* _Task prompt_: Which of the lines below include the word "true"? Pull each one out.

Data about app and page elements
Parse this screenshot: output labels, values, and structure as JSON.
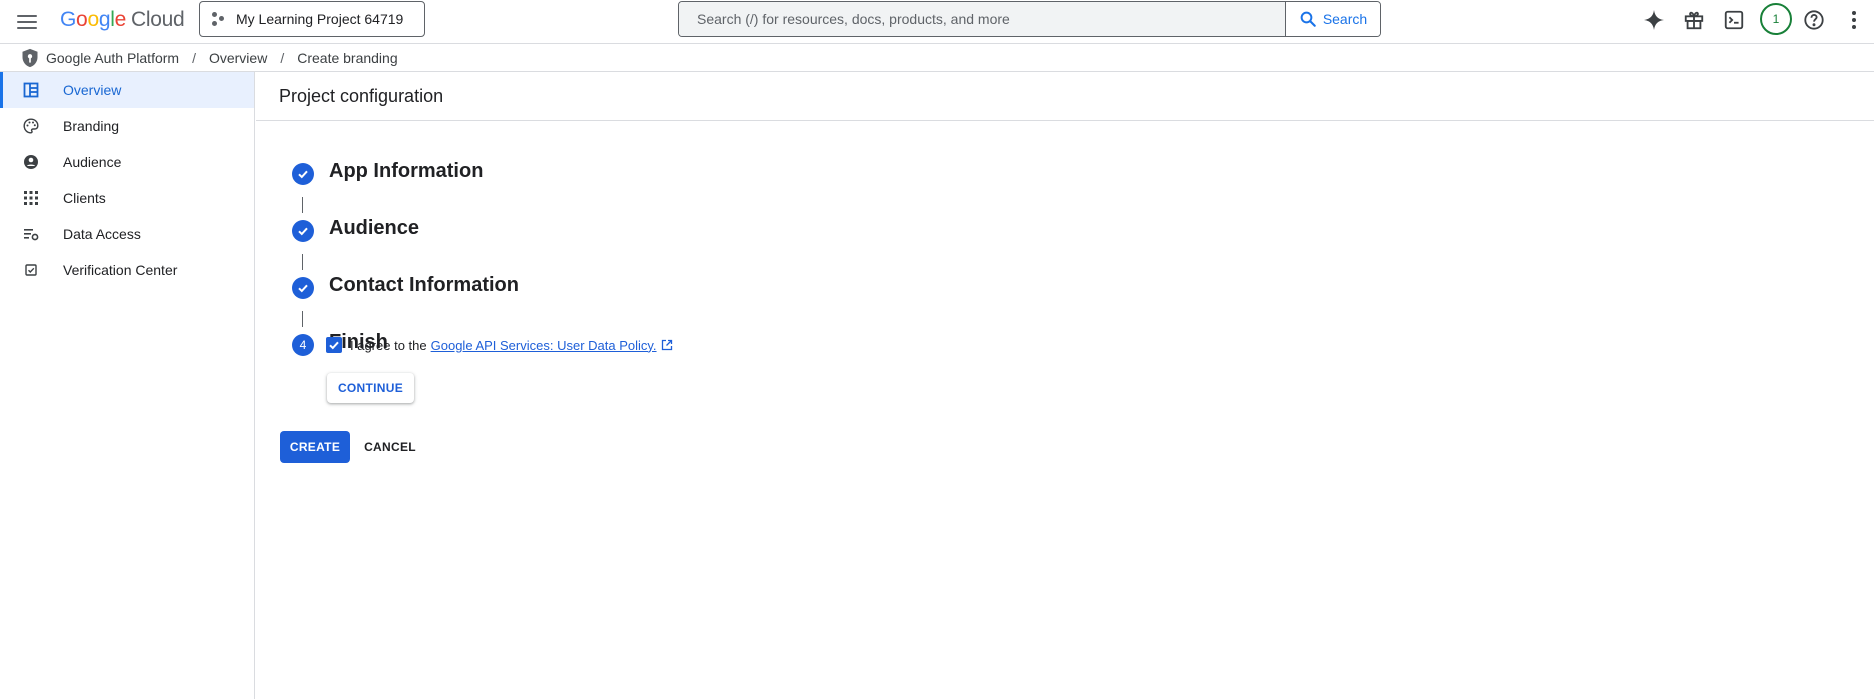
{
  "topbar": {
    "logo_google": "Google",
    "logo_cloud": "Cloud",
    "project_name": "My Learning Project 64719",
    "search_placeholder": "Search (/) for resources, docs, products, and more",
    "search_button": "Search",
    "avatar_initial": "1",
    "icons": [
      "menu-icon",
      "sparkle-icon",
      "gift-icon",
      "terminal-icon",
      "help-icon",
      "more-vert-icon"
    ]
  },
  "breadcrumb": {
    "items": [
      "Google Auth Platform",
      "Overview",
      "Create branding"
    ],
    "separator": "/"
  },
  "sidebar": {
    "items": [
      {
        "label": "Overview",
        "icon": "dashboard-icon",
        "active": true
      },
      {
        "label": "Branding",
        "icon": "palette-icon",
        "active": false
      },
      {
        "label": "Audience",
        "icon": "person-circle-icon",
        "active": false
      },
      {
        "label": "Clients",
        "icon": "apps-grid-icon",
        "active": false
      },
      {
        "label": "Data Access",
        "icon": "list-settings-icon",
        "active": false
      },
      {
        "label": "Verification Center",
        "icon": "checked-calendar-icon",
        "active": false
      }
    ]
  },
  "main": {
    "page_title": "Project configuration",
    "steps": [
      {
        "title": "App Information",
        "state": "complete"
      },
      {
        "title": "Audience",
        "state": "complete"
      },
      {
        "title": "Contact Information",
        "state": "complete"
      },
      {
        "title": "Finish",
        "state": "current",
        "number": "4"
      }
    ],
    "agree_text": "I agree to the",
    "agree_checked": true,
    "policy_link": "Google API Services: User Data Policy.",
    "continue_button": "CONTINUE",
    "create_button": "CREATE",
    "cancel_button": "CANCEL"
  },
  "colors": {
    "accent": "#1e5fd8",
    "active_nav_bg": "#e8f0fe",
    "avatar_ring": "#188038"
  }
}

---

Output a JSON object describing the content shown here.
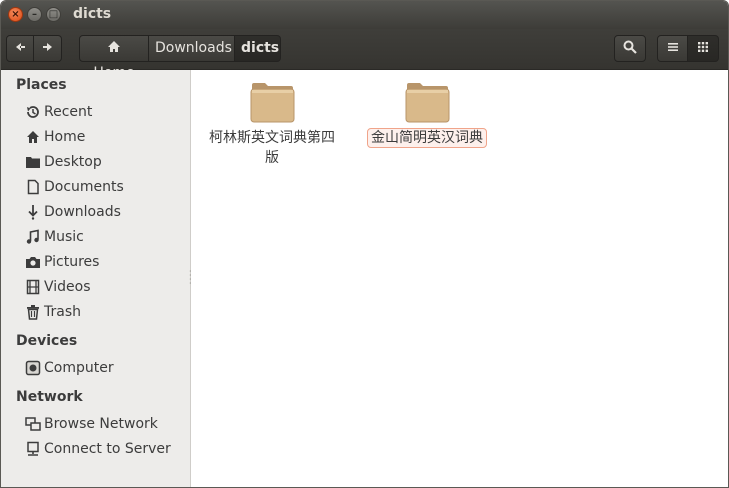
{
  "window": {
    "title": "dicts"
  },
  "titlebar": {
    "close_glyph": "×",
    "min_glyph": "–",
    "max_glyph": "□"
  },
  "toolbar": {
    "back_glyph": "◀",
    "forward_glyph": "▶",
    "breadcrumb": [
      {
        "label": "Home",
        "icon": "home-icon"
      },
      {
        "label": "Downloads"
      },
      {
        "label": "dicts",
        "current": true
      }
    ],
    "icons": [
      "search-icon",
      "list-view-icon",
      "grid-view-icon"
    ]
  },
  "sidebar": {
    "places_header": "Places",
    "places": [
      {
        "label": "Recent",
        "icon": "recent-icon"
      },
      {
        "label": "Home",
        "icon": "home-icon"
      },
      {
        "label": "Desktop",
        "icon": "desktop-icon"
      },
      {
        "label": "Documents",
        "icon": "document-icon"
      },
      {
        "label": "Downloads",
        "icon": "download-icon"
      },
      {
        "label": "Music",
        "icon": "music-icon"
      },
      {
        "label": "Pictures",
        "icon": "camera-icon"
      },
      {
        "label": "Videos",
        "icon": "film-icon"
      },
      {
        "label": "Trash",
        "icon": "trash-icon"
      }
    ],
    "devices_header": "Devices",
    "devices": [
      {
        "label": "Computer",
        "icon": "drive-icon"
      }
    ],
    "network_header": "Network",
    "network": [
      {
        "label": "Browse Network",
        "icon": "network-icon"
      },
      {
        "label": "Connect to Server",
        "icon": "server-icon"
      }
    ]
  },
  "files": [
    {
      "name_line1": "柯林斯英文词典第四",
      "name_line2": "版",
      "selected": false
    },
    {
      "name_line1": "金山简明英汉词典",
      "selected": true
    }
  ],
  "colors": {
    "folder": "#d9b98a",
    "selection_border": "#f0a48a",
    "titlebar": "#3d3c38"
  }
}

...

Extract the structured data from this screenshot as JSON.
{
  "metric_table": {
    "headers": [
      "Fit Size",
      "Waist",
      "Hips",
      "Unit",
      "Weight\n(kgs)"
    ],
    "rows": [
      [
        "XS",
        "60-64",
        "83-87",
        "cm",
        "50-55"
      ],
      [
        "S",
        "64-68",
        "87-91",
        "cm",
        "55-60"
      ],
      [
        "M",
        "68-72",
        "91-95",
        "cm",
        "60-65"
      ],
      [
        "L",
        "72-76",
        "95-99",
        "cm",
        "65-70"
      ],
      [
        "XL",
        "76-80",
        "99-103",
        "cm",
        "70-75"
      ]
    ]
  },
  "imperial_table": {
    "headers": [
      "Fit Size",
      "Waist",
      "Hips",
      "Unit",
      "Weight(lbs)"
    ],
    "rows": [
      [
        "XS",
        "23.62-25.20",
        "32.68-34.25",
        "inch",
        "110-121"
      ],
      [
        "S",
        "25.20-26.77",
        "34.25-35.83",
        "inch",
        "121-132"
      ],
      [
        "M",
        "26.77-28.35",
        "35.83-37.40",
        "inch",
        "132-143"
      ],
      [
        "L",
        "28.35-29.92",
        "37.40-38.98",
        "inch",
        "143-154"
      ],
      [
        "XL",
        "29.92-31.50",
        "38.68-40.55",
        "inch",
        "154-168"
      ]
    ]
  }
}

* _Written reply_:
        "active": true
    "agree_checked": true,
        "current": true
      "selected": true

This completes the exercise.